"I thought about Sunday," Armstrong, who played a supporting roll for Abbott on Sunday and was the first to console her after she finished fourth, told reporters.
"I knew today I had to give it everything for my team and for Mara. The last 24 hours she has been leaving me notes. There was one on my coffee cup yesterday, I found another one on my hairbrush, last night there was one on my pillow.
"And this morning there was one in my podium bag. The support she has given me since her race is phenomenal.
"I feel this was the tightest team I've been on."
Armstrong returned from a second retirement in 2015 to give it one last go for Rio, having also quit the sport in 2009 to start a family. Son Lucas was seen hugging his tearful mom at the finish as the rain beat down.
"Mama, why are you crying?" Armstrong was asked by the 5-year-old who watched as she powered across the finish to win by five seconds from Russian Olga Zabelinskaya.
"That's a great question from a 5-year-old," she said.
"'Why am I crying?
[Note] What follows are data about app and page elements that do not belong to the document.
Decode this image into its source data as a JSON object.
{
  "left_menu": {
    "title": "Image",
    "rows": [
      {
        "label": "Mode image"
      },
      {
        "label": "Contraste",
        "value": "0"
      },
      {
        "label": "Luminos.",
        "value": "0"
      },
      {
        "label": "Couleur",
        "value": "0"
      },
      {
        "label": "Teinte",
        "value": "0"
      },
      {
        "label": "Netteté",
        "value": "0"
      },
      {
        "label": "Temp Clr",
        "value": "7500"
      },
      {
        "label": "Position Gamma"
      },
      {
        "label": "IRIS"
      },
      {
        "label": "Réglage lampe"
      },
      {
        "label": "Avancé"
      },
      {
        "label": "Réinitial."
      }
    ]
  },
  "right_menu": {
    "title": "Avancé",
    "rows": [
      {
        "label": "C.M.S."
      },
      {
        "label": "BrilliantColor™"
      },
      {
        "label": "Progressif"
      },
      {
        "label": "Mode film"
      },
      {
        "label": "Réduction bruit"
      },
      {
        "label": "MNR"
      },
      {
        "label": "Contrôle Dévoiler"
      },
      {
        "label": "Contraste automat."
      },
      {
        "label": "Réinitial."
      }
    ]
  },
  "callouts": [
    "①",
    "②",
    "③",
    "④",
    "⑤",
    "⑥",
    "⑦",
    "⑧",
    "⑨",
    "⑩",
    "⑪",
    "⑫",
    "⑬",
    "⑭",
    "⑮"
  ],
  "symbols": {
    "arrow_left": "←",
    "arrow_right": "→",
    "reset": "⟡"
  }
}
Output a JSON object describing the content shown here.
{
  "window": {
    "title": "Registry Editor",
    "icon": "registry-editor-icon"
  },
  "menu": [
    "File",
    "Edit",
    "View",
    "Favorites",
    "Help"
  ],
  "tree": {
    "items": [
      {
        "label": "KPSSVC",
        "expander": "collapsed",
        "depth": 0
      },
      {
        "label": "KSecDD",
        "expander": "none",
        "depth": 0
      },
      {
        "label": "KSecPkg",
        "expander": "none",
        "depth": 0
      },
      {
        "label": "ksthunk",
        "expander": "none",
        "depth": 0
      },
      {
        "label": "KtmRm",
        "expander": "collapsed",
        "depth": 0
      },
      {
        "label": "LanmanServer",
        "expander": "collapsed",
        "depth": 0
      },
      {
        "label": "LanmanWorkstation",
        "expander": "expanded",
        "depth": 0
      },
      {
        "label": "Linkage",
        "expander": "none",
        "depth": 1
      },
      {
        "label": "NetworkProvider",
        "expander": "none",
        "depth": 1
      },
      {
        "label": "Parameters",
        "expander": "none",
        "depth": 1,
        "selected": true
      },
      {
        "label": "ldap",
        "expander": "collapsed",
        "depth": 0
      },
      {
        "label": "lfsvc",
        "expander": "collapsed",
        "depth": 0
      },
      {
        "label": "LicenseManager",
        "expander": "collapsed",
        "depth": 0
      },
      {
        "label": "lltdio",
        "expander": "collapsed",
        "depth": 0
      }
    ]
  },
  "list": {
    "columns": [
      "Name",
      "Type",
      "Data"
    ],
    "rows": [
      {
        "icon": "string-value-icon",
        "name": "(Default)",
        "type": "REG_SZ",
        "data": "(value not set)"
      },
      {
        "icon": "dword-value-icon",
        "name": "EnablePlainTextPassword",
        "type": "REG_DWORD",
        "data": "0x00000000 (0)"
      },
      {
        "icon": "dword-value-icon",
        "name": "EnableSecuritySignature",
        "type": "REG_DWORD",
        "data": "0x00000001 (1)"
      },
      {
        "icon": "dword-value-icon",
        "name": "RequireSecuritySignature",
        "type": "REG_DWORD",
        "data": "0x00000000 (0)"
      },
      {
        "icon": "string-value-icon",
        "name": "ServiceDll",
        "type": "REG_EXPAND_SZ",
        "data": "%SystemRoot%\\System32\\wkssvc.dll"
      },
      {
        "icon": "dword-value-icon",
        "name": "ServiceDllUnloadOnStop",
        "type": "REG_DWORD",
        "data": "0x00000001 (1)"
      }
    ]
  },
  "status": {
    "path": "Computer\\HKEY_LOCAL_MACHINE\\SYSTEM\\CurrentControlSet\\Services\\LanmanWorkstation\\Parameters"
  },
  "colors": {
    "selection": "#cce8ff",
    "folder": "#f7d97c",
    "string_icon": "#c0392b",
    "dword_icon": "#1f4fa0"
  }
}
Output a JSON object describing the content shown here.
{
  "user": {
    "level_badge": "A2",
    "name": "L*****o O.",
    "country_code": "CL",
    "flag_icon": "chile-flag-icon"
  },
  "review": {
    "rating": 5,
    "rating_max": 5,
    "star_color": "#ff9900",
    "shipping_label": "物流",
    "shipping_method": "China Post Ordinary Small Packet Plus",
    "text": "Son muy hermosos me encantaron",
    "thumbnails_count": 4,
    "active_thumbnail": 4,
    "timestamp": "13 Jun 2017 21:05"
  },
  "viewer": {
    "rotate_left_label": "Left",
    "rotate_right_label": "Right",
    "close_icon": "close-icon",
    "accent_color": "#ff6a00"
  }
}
Because it's what we do when we're happy!' I'm going to have to explain that one to him a little later."
Armstrong said she still does not know if winning a third gold represented "closure" for her stop-start career.
"I think, of course, any athlete would like to come back and keep coming back, but there does come a point where you won't be able to perform at that level any longer.
"Tomorrow's my birthday and I think I've probably pushed it to the maximum level at the age I am."
(Editing by Frank Pingue)